Nevertheless, the filmmakers address a number of questions any “Star Wars” fan would love to know. Indeed, we learn how Han acquired not only his surname, but also won the Millennium Falcon while gambling with duplicitous Lando Calrissian during a game of Sabacc. Furthermore, we learn the circumstances of Han’s chance encounter in a prison cell with Chewbacca. While most of the film sticks to the original details that have been part and parcel of the “Star Wars” film franchise as well as the Extended Universe of the “Star Wars” spin-off novels, Howard and the Kasdans have altered those circumstances for dramatic purposes. Originally, Han had been an Empire officer who had intervened on behalf of Chewbacca while a fellow Empire officer was torturing the Wookie. In “Solo,” the two are thrown together unceremoniously as prisoners in an oubliette, a prison that can only be accessed by a trapdoor in the ceiling. Nowhere in the film do the filmmakers account for Han’s ability to converse with Chewbacca in the Wookie’s own language. An important character, Tobias Beckett (Woody Harrelson of “Natural Born Killers”), exists as a mentor who recruits Han into the big league of crime. Beckett furnishes Han with his distinctive firearm, a blaster pistol with a scope on it. A career criminal who refuses to trust anybody, Beckett wields probably the greatest influence over our protagonist. Earlier, we were told about the oppressive “Oliver Twist” like conditions that governed his formative years as a juvenile delinquent on the shipbuilding planet Corellia. Later, the details of the Kessel Run are fleshed out, but the schlocky space octopus sabotages any thrills. Remember, you cannot have suspense when you already know the outcome.

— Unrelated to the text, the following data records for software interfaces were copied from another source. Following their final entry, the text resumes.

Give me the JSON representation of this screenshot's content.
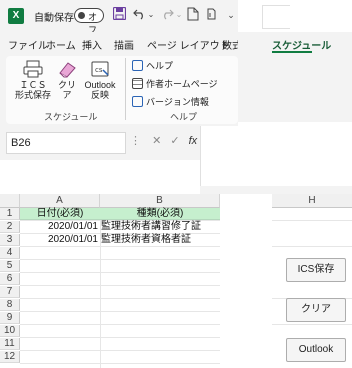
{
  "titlebar": {
    "app_icon": "X",
    "autosave_label": "自動保存",
    "autosave_toggle": "オフ",
    "overflow": "⌄"
  },
  "tabs": [
    {
      "label": "ファイル"
    },
    {
      "label": "ホーム"
    },
    {
      "label": "挿入"
    },
    {
      "label": "描画"
    },
    {
      "label": "ページ レイアウト"
    },
    {
      "label": "数式"
    },
    {
      "label": "スケジュール"
    }
  ],
  "ribbon": {
    "schedule_group": {
      "label": "スケジュール",
      "buttons": [
        {
          "label_line1": "ＩＣＳ",
          "label_line2": "形式保存",
          "icon": "printer-icon"
        },
        {
          "label_line1": "クリ",
          "label_line2": "ア",
          "icon": "eraser-icon"
        },
        {
          "label_line1": "Outlook",
          "label_line2": "反映",
          "icon": "calendar-icon"
        }
      ]
    },
    "help_group": {
      "label": "ヘルプ",
      "items": [
        {
          "label": "ヘルプ",
          "icon": "help-icon"
        },
        {
          "label": "作者ホームページ",
          "icon": "table-icon"
        },
        {
          "label": "バージョン情報",
          "icon": "info-icon"
        }
      ]
    }
  },
  "formula_bar": {
    "name_box": "B26",
    "cancel": "✕",
    "enter": "✓",
    "fx": "fx",
    "dots": "⋮"
  },
  "grid": {
    "columns": [
      "A",
      "B"
    ],
    "right_column": "H",
    "rows": [
      "1",
      "2",
      "3",
      "4",
      "5",
      "6",
      "7",
      "8",
      "9",
      "10",
      "11",
      "12"
    ],
    "header": {
      "a": "日付(必須)",
      "b": "種類(必須)"
    },
    "data": [
      {
        "a": "2020/01/01",
        "b": "監理技術者講習修了証"
      },
      {
        "a": "2020/01/01",
        "b": "監理技術者資格者証"
      }
    ],
    "header_fill": "#c6efce"
  },
  "sheet_buttons": [
    {
      "label": "ICS保存"
    },
    {
      "label": "クリア"
    },
    {
      "label": "Outlook"
    }
  ]
}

Apart from a tremendous train heist, “Solo” delivers little nail-biting, edge-of-the-seat, tension despite its lavish $250-million budget. When you consider how long “Star Wars” fans have awaited such an opportunity, it is hopelessly disheartening to have a film that winds up being such a superficial, sophomoric saga. The problems that Lucasfilm president Kathleen Kennedy encountered after she fired original co-directors Phil Lord and Christopher Miller of “The Lego Movie,” replacing them with Oscar winning helmer Ron Howard, who restaged three-quarters of the movie, undoubtedly must have exacted a dire toll on the film. Moreover, “Solo” amounts to the least picturesque entry in the franchise with some of the drabbest cinematography. Entire scenes have been photographed in sepia, so that faces, costumes, uniforms, and technology appear washed out against shimmering white backgrounds. Indisputably, “Solo, A Star Wars Story,” lacks the force that made the classic “Star Wars” adventures entertaining.